Trump, the chamber, Schumer, and Gillibrand must persistently coordinate to fill all seven of the trial court openings in New York.4Considerable evidence suggests that the Trump White House, the Senate, and the New York senators have cooperated to nominate and confirm multiple judges to New York vacancies at various junctures throughout the Trump presidency and the 115th and 116th Congress.  Schumer and Mitch McConnell (KY), who now holds the post of Majority Leader, should collaborate to expeditiously arrange robust chamber floor debates and confirmation ballots regarding Gujarati, the nominee who is waiting for confirmation. Schumer also must persuade Lindsey Graham (R-SC), the Chair of the Judiciary Committee, to rapidly schedule a panel discussion and report on Cronan and those plus a hearing for Lan, the Southern District picks whom Trump recommended in November, convince Trump to rename Lan, and persuade McConnell to efficiently assemble their chamber debates and confirmation votes. The Trump White House should assiduously consult New York’s politicians and carefully agree respecting impressive, moderate candidates for the two Eastern, one Northern and two Southern District vacancies which lack nominees and quickly nominate the prospects, while Schumer ought to cooperate with Graham and McConnell in facilitating their confirmation. 

New York encounters openings in seven district judgeships; three in fact are emergencies.

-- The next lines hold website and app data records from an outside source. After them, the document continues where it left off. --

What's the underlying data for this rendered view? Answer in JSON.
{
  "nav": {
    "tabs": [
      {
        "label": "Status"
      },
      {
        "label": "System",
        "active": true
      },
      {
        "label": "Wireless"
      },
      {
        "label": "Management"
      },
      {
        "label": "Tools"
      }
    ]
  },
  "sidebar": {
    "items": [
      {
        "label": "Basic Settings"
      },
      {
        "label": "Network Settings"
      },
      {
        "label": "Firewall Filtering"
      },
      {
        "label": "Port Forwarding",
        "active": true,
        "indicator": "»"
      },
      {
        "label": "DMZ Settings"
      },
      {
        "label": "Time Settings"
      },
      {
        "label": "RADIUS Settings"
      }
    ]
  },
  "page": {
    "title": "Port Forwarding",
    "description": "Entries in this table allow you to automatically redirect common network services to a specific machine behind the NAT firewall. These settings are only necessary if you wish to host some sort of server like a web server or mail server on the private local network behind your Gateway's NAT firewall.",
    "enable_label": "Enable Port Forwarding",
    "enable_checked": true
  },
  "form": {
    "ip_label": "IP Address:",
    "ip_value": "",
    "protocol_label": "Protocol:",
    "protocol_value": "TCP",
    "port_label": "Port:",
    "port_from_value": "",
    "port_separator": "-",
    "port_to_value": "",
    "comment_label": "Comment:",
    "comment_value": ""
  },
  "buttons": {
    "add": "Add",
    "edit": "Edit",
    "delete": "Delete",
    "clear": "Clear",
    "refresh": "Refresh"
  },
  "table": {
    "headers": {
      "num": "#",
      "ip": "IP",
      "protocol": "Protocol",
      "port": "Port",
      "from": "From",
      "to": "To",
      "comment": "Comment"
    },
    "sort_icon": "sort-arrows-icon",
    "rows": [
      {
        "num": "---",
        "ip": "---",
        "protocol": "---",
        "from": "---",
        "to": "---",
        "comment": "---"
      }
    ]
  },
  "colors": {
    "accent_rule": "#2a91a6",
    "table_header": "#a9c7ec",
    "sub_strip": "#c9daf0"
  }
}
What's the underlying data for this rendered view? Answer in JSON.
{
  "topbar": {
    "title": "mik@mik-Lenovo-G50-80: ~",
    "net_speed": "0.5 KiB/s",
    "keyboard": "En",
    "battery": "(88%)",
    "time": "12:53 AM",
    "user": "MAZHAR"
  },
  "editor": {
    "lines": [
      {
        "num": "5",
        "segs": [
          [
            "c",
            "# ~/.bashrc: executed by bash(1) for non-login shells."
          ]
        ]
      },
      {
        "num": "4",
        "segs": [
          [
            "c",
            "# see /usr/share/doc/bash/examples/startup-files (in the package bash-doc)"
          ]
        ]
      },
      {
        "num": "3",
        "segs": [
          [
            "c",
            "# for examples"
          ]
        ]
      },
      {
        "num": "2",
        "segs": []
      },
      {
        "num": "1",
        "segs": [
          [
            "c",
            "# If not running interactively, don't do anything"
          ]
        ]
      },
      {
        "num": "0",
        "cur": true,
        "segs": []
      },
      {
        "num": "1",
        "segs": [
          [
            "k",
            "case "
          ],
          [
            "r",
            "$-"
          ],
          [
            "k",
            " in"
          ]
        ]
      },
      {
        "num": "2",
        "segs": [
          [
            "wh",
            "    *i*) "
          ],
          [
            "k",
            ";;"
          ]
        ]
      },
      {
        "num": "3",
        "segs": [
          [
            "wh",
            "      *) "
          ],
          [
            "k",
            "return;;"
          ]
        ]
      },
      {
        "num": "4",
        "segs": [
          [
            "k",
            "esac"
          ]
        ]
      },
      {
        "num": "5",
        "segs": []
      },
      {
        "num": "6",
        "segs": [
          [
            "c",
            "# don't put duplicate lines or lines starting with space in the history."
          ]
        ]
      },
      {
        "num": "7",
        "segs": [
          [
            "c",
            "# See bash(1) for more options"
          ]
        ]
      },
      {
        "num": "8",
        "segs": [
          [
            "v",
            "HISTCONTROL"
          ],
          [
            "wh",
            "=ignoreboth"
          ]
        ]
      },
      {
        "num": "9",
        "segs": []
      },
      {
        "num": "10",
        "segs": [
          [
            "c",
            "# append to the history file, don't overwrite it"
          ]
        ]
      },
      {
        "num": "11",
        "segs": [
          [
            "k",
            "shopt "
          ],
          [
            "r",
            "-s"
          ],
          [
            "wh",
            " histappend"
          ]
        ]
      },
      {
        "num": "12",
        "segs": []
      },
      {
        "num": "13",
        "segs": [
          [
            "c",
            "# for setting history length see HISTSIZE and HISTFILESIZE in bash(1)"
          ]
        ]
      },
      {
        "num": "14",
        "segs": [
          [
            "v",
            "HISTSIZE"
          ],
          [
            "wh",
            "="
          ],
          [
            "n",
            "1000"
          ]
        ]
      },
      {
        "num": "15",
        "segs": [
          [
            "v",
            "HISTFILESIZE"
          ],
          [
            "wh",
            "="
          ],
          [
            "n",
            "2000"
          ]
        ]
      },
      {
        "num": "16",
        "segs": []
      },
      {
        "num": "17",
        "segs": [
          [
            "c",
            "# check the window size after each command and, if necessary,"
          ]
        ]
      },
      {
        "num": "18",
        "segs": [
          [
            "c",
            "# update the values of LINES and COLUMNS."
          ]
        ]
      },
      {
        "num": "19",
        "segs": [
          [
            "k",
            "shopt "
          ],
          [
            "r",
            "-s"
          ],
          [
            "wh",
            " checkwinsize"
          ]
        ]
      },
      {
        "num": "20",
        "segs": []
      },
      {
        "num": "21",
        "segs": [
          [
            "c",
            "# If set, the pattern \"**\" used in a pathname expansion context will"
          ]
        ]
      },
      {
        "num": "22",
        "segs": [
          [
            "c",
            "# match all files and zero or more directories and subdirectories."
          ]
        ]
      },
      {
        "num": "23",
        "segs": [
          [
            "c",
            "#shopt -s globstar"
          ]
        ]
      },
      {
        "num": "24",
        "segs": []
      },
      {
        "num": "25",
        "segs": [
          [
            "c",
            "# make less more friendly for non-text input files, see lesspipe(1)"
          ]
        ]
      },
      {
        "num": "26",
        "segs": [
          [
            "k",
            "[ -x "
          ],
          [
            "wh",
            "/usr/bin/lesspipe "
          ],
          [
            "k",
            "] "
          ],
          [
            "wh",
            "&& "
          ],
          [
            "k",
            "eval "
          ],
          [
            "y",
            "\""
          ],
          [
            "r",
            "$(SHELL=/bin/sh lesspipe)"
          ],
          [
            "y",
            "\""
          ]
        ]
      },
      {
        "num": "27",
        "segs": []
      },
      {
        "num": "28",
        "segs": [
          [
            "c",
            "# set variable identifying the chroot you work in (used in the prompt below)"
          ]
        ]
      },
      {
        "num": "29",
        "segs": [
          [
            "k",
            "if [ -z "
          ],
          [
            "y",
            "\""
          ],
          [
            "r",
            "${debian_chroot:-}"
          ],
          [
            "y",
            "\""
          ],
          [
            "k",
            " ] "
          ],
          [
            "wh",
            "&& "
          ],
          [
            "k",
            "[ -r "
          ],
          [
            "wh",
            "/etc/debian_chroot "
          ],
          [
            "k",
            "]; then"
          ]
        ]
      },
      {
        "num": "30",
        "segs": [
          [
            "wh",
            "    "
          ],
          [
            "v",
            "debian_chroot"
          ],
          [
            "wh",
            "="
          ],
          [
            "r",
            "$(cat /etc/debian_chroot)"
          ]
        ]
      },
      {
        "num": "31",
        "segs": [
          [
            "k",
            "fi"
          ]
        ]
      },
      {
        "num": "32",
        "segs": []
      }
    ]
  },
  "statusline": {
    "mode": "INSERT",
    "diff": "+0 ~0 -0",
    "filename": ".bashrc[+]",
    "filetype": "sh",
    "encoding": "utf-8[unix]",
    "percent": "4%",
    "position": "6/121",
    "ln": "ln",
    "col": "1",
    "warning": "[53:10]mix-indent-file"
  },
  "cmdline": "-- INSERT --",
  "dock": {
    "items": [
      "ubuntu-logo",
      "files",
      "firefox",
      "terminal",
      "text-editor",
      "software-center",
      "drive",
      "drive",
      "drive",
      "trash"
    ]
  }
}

Trump, the chamber, as well as Senators Schumer and Gillibrand, must concur on New Year’s resolutions to promptly fill these vacancies over 2020. If they collaborate and seat preeminent, mainstream jurists in each opening, the New York district judges will continue to swiftly, inexpensively, and fairly resolve mammoth caseloads, while the New York appointments process could serve as a valuable roadmap for the country.

Carl Tobias, Williams Chair in Law, University of Richmond School of Law

Suggested Citation: Carl Tobias, Fill the New York Federal District Court VacanciesN.Y.U. J. Legis. & Pub. Pol’y Quorum (2020).